Every line with the word "Kaltwasserzähler" in it should be extracted from the data that follows.

————————

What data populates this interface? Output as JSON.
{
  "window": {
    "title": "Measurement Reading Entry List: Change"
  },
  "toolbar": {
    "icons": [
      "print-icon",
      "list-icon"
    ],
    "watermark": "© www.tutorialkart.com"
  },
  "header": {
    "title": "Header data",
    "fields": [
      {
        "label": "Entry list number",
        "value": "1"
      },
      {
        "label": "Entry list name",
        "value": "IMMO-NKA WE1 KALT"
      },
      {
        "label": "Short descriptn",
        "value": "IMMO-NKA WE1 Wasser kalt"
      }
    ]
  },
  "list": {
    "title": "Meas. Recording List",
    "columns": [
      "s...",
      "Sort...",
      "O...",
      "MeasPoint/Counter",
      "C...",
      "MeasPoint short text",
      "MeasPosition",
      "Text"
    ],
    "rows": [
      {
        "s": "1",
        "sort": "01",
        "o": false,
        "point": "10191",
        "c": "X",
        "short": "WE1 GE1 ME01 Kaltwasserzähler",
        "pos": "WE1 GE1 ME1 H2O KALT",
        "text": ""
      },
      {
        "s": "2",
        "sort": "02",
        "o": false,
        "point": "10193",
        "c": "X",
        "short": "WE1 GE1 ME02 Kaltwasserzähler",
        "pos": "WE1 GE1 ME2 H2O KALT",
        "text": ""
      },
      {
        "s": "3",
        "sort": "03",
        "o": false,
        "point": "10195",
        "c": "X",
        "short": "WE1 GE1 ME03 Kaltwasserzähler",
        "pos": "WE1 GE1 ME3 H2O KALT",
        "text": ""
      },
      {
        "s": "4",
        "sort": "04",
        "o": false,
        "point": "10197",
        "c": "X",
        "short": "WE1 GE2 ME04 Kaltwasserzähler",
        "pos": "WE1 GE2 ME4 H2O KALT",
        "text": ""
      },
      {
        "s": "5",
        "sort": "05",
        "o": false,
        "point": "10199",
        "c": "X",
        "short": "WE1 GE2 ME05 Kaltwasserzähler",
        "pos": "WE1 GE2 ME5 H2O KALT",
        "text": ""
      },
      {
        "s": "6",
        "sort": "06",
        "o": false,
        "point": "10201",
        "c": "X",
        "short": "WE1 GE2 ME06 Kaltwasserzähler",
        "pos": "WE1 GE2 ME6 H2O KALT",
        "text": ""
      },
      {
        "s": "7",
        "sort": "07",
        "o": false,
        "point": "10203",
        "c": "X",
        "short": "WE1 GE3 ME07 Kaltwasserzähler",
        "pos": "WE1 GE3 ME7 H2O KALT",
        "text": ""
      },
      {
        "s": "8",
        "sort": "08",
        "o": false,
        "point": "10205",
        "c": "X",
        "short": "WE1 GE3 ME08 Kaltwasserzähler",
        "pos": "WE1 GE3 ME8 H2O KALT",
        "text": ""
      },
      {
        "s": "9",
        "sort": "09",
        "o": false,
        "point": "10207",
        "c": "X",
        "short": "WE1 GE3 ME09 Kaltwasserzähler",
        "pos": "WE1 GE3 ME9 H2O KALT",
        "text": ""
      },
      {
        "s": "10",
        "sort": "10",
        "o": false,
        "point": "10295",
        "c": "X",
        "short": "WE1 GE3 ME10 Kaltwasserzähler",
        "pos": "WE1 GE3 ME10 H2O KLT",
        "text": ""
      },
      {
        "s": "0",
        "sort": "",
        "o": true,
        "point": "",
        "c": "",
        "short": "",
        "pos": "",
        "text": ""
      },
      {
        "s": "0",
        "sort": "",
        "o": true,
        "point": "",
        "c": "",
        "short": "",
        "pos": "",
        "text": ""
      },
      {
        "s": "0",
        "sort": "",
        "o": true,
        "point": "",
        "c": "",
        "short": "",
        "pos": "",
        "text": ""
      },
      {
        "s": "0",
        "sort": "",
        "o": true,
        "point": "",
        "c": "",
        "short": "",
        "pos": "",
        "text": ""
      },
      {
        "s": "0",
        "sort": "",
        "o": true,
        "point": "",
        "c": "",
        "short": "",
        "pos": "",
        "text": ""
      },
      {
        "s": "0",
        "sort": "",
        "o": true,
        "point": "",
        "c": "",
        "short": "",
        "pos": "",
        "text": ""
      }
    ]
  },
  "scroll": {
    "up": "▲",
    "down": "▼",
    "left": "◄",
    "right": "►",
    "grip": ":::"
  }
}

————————

ANSWER TO THIS EXERCISE >>
        "short": "WE1 GE1 ME01 Kaltwasserzähler",
        "short": "WE1 GE1 ME02 Kaltwasserzähler",
        "short": "WE1 GE1 ME03 Kaltwasserzähler",
        "short": "WE1 GE2 ME04 Kaltwasserzähler",
        "short": "WE1 GE2 ME05 Kaltwasserzähler",
        "short": "WE1 GE2 ME06 Kaltwasserzähler",
        "short": "WE1 GE3 ME07 Kaltwasserzähler",
        "short": "WE1 GE3 ME08 Kaltwasserzähler",
        "short": "WE1 GE3 ME09 Kaltwasserzähler",
        "short": "WE1 GE3 ME10 Kaltwasserzähler",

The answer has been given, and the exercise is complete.